SUPPLIED INFORMATION section start

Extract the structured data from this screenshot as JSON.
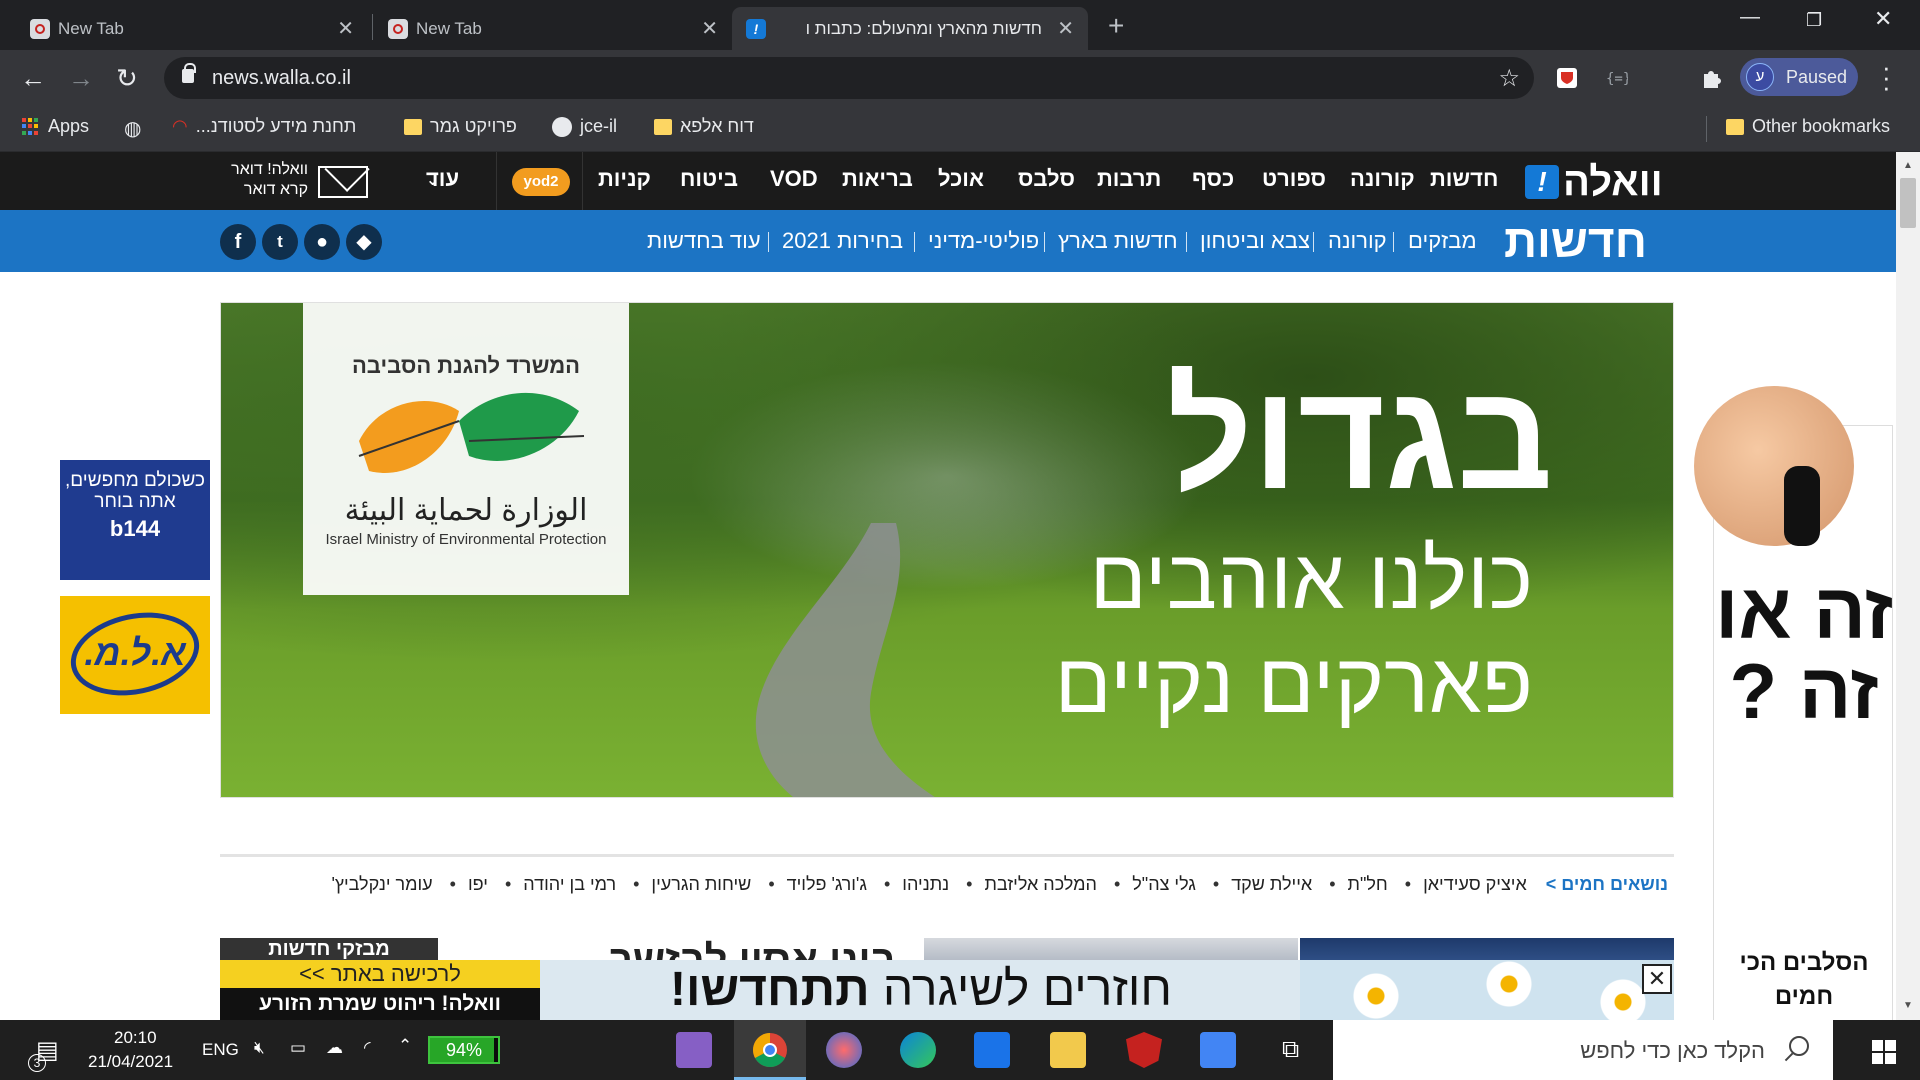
{
  "browser": {
    "tabs": [
      {
        "title": "New Tab"
      },
      {
        "title": "New Tab"
      },
      {
        "title": "חדשות מהארץ ומהעולם: כתבות ו"
      }
    ],
    "url": "news.walla.co.il",
    "profile_label": "Paused",
    "profile_initial": "ע",
    "bookmarks": [
      {
        "label": "Apps"
      },
      {
        "label": "תחנת מידע לסטודנ..."
      },
      {
        "label": "פרויקט גמר"
      },
      {
        "label": "jce-il"
      },
      {
        "label": "דוח אלפא"
      }
    ],
    "other_bookmarks": "Other bookmarks"
  },
  "walla_nav": {
    "logo": "וואלה",
    "items": [
      "חדשות",
      "קורונה",
      "ספורט",
      "כסף",
      "תרבות",
      "סלבס",
      "אוכל",
      "בריאות",
      "VOD",
      "ביטוח",
      "קניות"
    ],
    "yod2": "yod2",
    "more": "עוד",
    "mail_line1": "וואלה! דואר",
    "mail_line2": "קרא דואר"
  },
  "news_nav": {
    "title": "חדשות",
    "items": [
      "מבזקים",
      "קורונה",
      "צבא וביטחון",
      "חדשות בארץ",
      "פוליטי-מדיני",
      "בחירות 2021",
      "עוד בחדשות"
    ],
    "social": [
      "f",
      "t",
      "",
      ""
    ]
  },
  "hero": {
    "line1": "בגדול",
    "line2": "כולנו אוהבים",
    "line3": "פארקים נקיים",
    "ministry_he": "המשרד להגנת הסביבה",
    "ministry_ar": "الوزارة لحماية البيئة",
    "ministry_en": "Israel Ministry of Environmental Protection"
  },
  "hot_topics": {
    "label": "נושאים חמים >",
    "items": [
      "איציק סעידיאן",
      "חל\"ת",
      "איילת שקד",
      "גלי צה\"ל",
      "המלכה אליזבת",
      "נתניהו",
      "ג'ורג' פלויד",
      "שיחות הגרעין",
      "רמי בן יהודה",
      "יפו",
      "עומר ינקלביץ'"
    ]
  },
  "below": {
    "flash": "מבזקי חדשות",
    "headline": "בוני אסון לבזשר"
  },
  "ads": {
    "b144_text": "כשכולם מחפשים, אתה בוחר",
    "b144_brand": "b144",
    "alm": "א.ל.מ.",
    "right_big": "זה או זה ?",
    "right_small": "הסלבים הכי חמים",
    "bottom_yellow": "לרכישה באתר >>",
    "bottom_brand": "וואלה! ריהוט שמרת הזורע",
    "bottom_main_regular": "חוזרים לשיגרה",
    "bottom_main_bold": "תתחדשו!"
  },
  "taskbar": {
    "notifications": "3",
    "time": "20:10",
    "date": "21/04/2021",
    "lang": "ENG",
    "battery": 94,
    "battery_label": "94%",
    "search_placeholder": "הקלד כאן כדי לחפש"
  }
}
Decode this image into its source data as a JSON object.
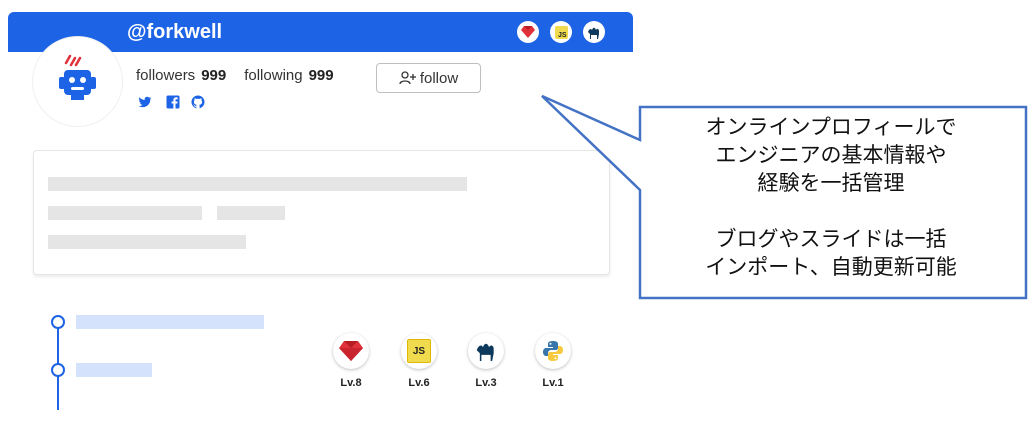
{
  "profile": {
    "username": "@forkwell",
    "followers_label": "followers",
    "followers_count": "999",
    "following_label": "following",
    "following_count": "999",
    "follow_button": "follow"
  },
  "header_badges": [
    "ruby-icon",
    "javascript-icon",
    "perl-camel-icon"
  ],
  "social_icons": [
    "twitter-icon",
    "facebook-icon",
    "github-icon"
  ],
  "skills": [
    {
      "icon": "ruby-icon",
      "level": "Lv.8"
    },
    {
      "icon": "javascript-icon",
      "level": "Lv.6"
    },
    {
      "icon": "perl-camel-icon",
      "level": "Lv.3"
    },
    {
      "icon": "python-icon",
      "level": "Lv.1"
    }
  ],
  "badge_text": {
    "js": "JS"
  },
  "callout": {
    "lines": [
      "オンラインプロフィールで",
      "エンジニアの基本情報や",
      "経験を一括管理",
      "",
      "ブログやスライドは一括",
      "インポート、自動更新可能"
    ]
  },
  "colors": {
    "brand_blue": "#1d63e6",
    "skeleton_gray": "#e5e5e5",
    "timeline_skeleton": "#d5e2fb",
    "ruby_red": "#e0313b",
    "js_yellow": "#f0db4f"
  }
}
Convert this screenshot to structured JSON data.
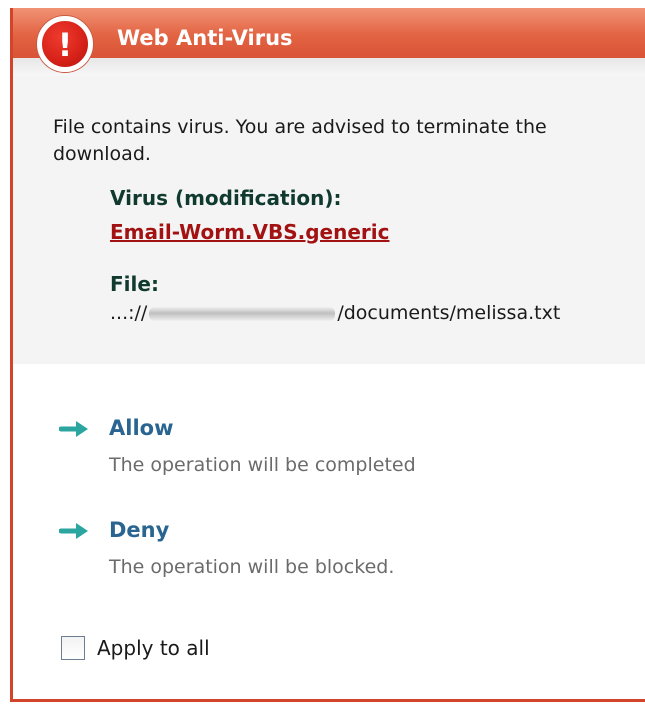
{
  "window": {
    "title": "Web Anti-Virus",
    "alert_symbol": "!",
    "icon": "alert-exclamation-icon"
  },
  "info": {
    "message": "File contains virus. You are advised to terminate the download.",
    "virus_label": "Virus (modification):",
    "virus_name": "Email-Worm.VBS.generic",
    "file_label": "File:",
    "file_path_prefix": "...://",
    "file_path_suffix": "/documents/melissa.txt"
  },
  "actions": [
    {
      "label": "Allow",
      "description": "The operation will be completed",
      "icon": "arrow-right-icon"
    },
    {
      "label": "Deny",
      "description": "The operation will be blocked.",
      "icon": "arrow-right-icon"
    }
  ],
  "apply_to_all": {
    "label": "Apply to all",
    "checked": false
  },
  "colors": {
    "title_bar": "#d2452b",
    "alert_red": "#d8231a",
    "virus_name": "#a31212",
    "action_label": "#2a6592",
    "arrow": "#2aa5a0"
  }
}
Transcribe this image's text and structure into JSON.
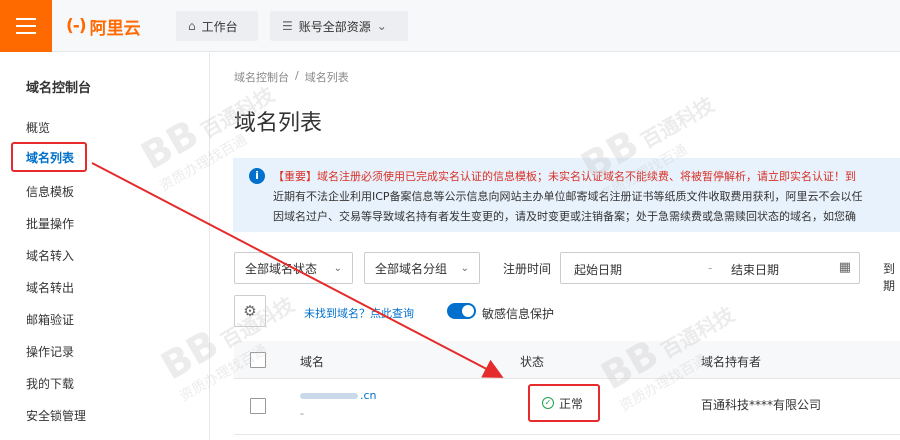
{
  "header": {
    "logo_text": "阿里云",
    "logo_mark": "(-)",
    "workbench_label": "工作台",
    "resources_label": "账号全部资源"
  },
  "sidebar": {
    "title": "域名控制台",
    "items": [
      {
        "label": "概览"
      },
      {
        "label": "域名列表"
      },
      {
        "label": "信息模板"
      },
      {
        "label": "批量操作"
      },
      {
        "label": "域名转入"
      },
      {
        "label": "域名转出"
      },
      {
        "label": "邮箱验证"
      },
      {
        "label": "操作记录"
      },
      {
        "label": "我的下载"
      },
      {
        "label": "安全锁管理"
      }
    ]
  },
  "breadcrumb": [
    "域名控制台",
    "/",
    "域名列表"
  ],
  "page_title": "域名列表",
  "notice": {
    "line1_prefix": "【重要】",
    "line1_text": "域名注册必须使用已完成实名认证的信息模板；未实名认证域名不能续费、将被暂停解析，请立即实名认证！到",
    "line2": "近期有不法企业利用ICP备案信息等公示信息向网站主办单位邮寄域名注册证书等纸质文件收取费用获利，阿里云不会以任",
    "line3": "因域名过户、交易等导致域名持有者发生变更的，请及时变更或注销备案；处于急需续费或急需赎回状态的域名，如您确"
  },
  "filters": {
    "status_select": "全部域名状态",
    "group_select": "全部域名分组",
    "time_label": "注册时间",
    "start_placeholder": "起始日期",
    "range_sep": "-",
    "end_placeholder": "结束日期",
    "cut_label": "到期"
  },
  "toolbar": {
    "link_text": "未找到域名？点此查询",
    "toggle_label": "敏感信息保护",
    "toggle_on": true
  },
  "table": {
    "headers": [
      "域名",
      "状态",
      "域名持有者"
    ],
    "rows": [
      {
        "domain_suffix": ".cn",
        "domain_sub": "-",
        "status": "正常",
        "owner": "百通科技****有限公司"
      }
    ]
  },
  "watermark": {
    "logo": "BB",
    "line1": "百通科技",
    "line2": "资质办理找百通"
  },
  "colors": {
    "brand": "#ff6a00",
    "link": "#0070cc",
    "highlight": "#e52b2b",
    "success": "#1fa34a",
    "notice_bg": "#e8f2fc"
  }
}
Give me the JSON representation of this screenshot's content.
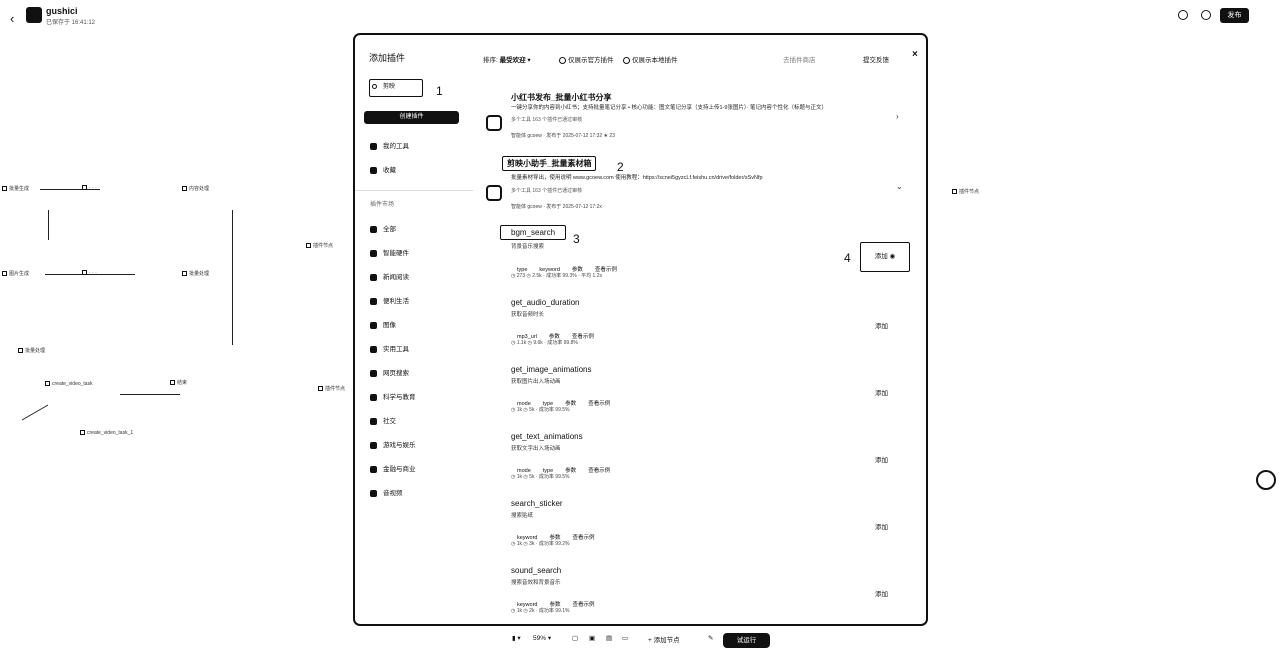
{
  "topbar": {
    "back": "‹",
    "app_name": "gushici",
    "app_sub": "已保存于 16:41:12",
    "publish": "发布"
  },
  "dialog": {
    "title": "添加插件",
    "search_value": "剪映",
    "create_plugin": "创建插件",
    "sidebar": {
      "my_tools": "我的工具",
      "favorites": "收藏",
      "category_title": "插件市场",
      "categories": [
        "全部",
        "智能硬件",
        "新闻阅读",
        "便利生活",
        "图像",
        "实用工具",
        "网页搜索",
        "科学与教育",
        "社交",
        "游戏与娱乐",
        "金融与商业",
        "音视频"
      ]
    },
    "sort_label": "排序:",
    "sort_value": "最受欢迎",
    "filter_official": "仅展示官方插件",
    "filter_local": "仅展示本地插件",
    "link_store": "去插件商店",
    "link_feedback": "提交反馈",
    "close": "×",
    "annotations": [
      "1",
      "2",
      "3",
      "4"
    ],
    "plugins": [
      {
        "name": "小红书发布_批量小红书分享",
        "desc": "一键分享你的内容到小红书；支持批量笔记分享 • 核心功能：图文笔记分享（支持上传1-9张图片）· 笔记内容个性化（标题与正文）",
        "meta": "多个工具   163 个插件已通过审核",
        "stats": "智能体 gcoew   · 发布于 2025-07-12 17:32   ★ 23"
      },
      {
        "name": "剪映小助手_批量素材箱",
        "desc": "批量素材导出，使用说明 www.gcoew.com 使用教程：https://scnei5gyzcLf.feishu.cn/drive/folder/sSvNfp",
        "meta": "多个工具   163 个插件已通过审核",
        "stats": "智能体 gcoew   · 发布于 2025-07-12 17:2x"
      }
    ],
    "tools": [
      {
        "name": "bgm_search",
        "desc": "背景音乐搜索",
        "tags": [
          "type",
          "keyword",
          "参数",
          "查看示例"
        ],
        "stats": "◷ 273   ◷ 2.5k   · 成功率 99.3%   · 平均 1.2s",
        "add": "添加"
      },
      {
        "name": "get_audio_duration",
        "desc": "获取音频时长",
        "tags": [
          "mp3_url",
          "参数",
          "查看示例"
        ],
        "stats": "◷ 1.1k   ◷ 9.6k   · 成功率 99.8%",
        "add": "添加"
      },
      {
        "name": "get_image_animations",
        "desc": "获取图片出入场动画",
        "tags": [
          "mode",
          "type",
          "参数",
          "查看示例"
        ],
        "stats": "◷ 1k   ◷ 5k   · 成功率 99.5%",
        "add": "添加"
      },
      {
        "name": "get_text_animations",
        "desc": "获取文字出入场动画",
        "tags": [
          "mode",
          "type",
          "参数",
          "查看示例"
        ],
        "stats": "◷ 1k   ◷ 5k   · 成功率 99.5%",
        "add": "添加"
      },
      {
        "name": "search_sticker",
        "desc": "搜索贴纸",
        "tags": [
          "keyword",
          "参数",
          "查看示例"
        ],
        "stats": "◷ 1k   ◷ 3k   · 成功率 99.2%",
        "add": "添加"
      },
      {
        "name": "sound_search",
        "desc": "搜索音效和背景音乐",
        "tags": [
          "keyword",
          "参数",
          "查看示例"
        ],
        "stats": "◷ 1k   ◷ 2k   · 成功率 99.1%",
        "add": "添加"
      }
    ]
  },
  "bottombar": {
    "zoom": "59%",
    "add_node": "添加节点",
    "trial_run": "试运行"
  },
  "canvas_nodes": [
    "批量生成",
    "内容处理",
    "图片生成",
    "批量处理",
    "批量处理",
    "插件节点",
    "create_video_task",
    "结束",
    "插件节点",
    "create_video_task_1",
    "插件节点"
  ]
}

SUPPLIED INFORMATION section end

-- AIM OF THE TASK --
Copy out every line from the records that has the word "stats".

-- PROBLEM SOLUTION --
        "stats": "智能体 gcoew   · 发布于 2025-07-12 17:32   ★ 23"
        "stats": "智能体 gcoew   · 发布于 2025-07-12 17:2x"
        "stats": "◷ 273   ◷ 2.5k   · 成功率 99.3%   · 平均 1.2s",
        "stats": "◷ 1.1k   ◷ 9.6k   · 成功率 99.8%",
        "stats": "◷ 1k   ◷ 5k   · 成功率 99.5%",
        "stats": "◷ 1k   ◷ 5k   · 成功率 99.5%",
        "stats": "◷ 1k   ◷ 3k   · 成功率 99.2%",
        "stats": "◷ 1k   ◷ 2k   · 成功率 99.1%",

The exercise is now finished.